But if you want more of that tight, sharp, locked-in sports car feel, then this deck is fantastic for that. But you can also get that out of a lot of Carver completes, such as:
- 30.75″ Yago Skinny Goat
- 31″ J.O.B. Blue Tiger
- 31″ Kai Lenny Lava
- 31.25″ Knox Quill
- 32″ Super Surfer
- 32.5″ Black Tip
So for me, all things considered, coming down to my personal preferences, I am going to buy a Carver complete because I would prefer a Carver deck over this Loaded Bolsa with the wheel wells.
Then I would get those additional upgrades with the wheels and the bearings. Not the bushings, but for sure the wheels and the bearings.
However, I don’t want that to come across as a recommendation, because all this is personal preference. Because the bottom line is, this is a fantastic setup.
Everything on the Loaded Carver Bolsa is very high quality and very functional. It’s a very fun ride, it’s sharp, it’s tight, it’s snappy. It rides like a sports car. This is something that you’ll want to ride for shorter distances. It’s compact, it’s light, it would be great for a college campus cruiser for college students.
Another question to get into is whether you want to go with the CX version or the C7 version of the Loaded Carver Bolsa. And my answer that is, I don’t know. Because again, that’s just personal preference.
I can tell you that after a year of riding, I have gravitated towards the Carver CX as the most universal and functional surfskate truck for my style of riding. And it’s also the simplest design with the least maintenance.
Basically, with the carver C7 surfskate truck, you’re going to get a looser, flowier feeling, and with the CX you’re going to get a sharper, tighter feeling. But as I know from my own personal experience, if you haven’t actually experienced that for yourself, it’s kind of hard to translate those words into how it actually feels for you and which one you’ll prefer.
As far as the comparison goes between the wheels, on the CX version you’re getting the softer 77A, on the C7 version you’re getting the harder 80A.
For me that comes down to, if you’re going on rougher surfaces, I like the softer. If you’re going on smoother surfaces, I like the harder. And you’re going to get faster out of the harder 80A as opposed to the softer 77A.
For my personal preference, I’m going with the CX.

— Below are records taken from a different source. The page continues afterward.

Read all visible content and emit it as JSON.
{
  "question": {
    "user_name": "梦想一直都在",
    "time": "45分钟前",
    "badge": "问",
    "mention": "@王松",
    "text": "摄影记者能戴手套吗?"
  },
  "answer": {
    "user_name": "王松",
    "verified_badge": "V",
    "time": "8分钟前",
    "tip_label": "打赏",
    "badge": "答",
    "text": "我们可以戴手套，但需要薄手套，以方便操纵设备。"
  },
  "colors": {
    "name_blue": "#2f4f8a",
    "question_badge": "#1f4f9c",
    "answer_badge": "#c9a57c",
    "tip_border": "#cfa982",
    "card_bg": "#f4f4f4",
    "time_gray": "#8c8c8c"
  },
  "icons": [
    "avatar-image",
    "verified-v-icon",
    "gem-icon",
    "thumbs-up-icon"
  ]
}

Hopefully, this will give you enough information to decide if the Loaded Carver Bolsa surfskate is right for you.
For more help with choosing the best surfskate for you, get my free Surfskate Selector app now.